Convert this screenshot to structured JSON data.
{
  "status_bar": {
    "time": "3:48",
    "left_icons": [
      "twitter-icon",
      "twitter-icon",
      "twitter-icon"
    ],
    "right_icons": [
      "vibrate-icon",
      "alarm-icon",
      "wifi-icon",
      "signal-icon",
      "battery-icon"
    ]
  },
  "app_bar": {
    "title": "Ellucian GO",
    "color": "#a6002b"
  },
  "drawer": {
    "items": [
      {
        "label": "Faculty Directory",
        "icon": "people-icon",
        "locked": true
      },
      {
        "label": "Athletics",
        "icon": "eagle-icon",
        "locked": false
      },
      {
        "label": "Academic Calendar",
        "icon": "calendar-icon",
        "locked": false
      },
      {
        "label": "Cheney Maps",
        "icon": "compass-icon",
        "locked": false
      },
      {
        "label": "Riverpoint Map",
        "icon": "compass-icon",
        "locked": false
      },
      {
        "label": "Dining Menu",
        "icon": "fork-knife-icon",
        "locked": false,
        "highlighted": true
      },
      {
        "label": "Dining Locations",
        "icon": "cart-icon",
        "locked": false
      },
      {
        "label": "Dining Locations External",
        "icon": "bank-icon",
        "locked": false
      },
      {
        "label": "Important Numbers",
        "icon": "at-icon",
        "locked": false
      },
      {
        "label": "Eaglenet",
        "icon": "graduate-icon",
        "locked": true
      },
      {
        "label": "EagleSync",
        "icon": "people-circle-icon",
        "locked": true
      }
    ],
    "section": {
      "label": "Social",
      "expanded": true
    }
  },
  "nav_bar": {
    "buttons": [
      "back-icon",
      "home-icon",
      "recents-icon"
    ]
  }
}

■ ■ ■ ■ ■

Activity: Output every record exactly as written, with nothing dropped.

Completed exercise:
Convert this screenshot to structured JSON data.
{
  "status_bar": {
    "time": "3:48",
    "left_icons": [
      "twitter-icon",
      "twitter-icon",
      "twitter-icon"
    ],
    "right_icons": [
      "vibrate-icon",
      "alarm-icon",
      "wifi-icon",
      "signal-icon",
      "battery-icon"
    ]
  },
  "app_bar": {
    "title": "Ellucian GO",
    "color": "#a6002b"
  },
  "drawer": {
    "items": [
      {
        "label": "Faculty Directory",
        "icon": "people-icon",
        "locked": true
      },
      {
        "label": "Athletics",
        "icon": "eagle-icon",
        "locked": false
      },
      {
        "label": "Academic Calendar",
        "icon": "calendar-icon",
        "locked": false
      },
      {
        "label": "Cheney Maps",
        "icon": "compass-icon",
        "locked": false
      },
      {
        "label": "Riverpoint Map",
        "icon": "compass-icon",
        "locked": false
      },
      {
        "label": "Dining Menu",
        "icon": "fork-knife-icon",
        "locked": false,
        "highlighted": true
      },
      {
        "label": "Dining Locations",
        "icon": "cart-icon",
        "locked": false
      },
      {
        "label": "Dining Locations External",
        "icon": "bank-icon",
        "locked": false
      },
      {
        "label": "Important Numbers",
        "icon": "at-icon",
        "locked": false
      },
      {
        "label": "Eaglenet",
        "icon": "graduate-icon",
        "locked": true
      },
      {
        "label": "EagleSync",
        "icon": "people-circle-icon",
        "locked": true
      }
    ],
    "section": {
      "label": "Social",
      "expanded": true
    }
  },
  "nav_bar": {
    "buttons": [
      "back-icon",
      "home-icon",
      "recents-icon"
    ]
  }
}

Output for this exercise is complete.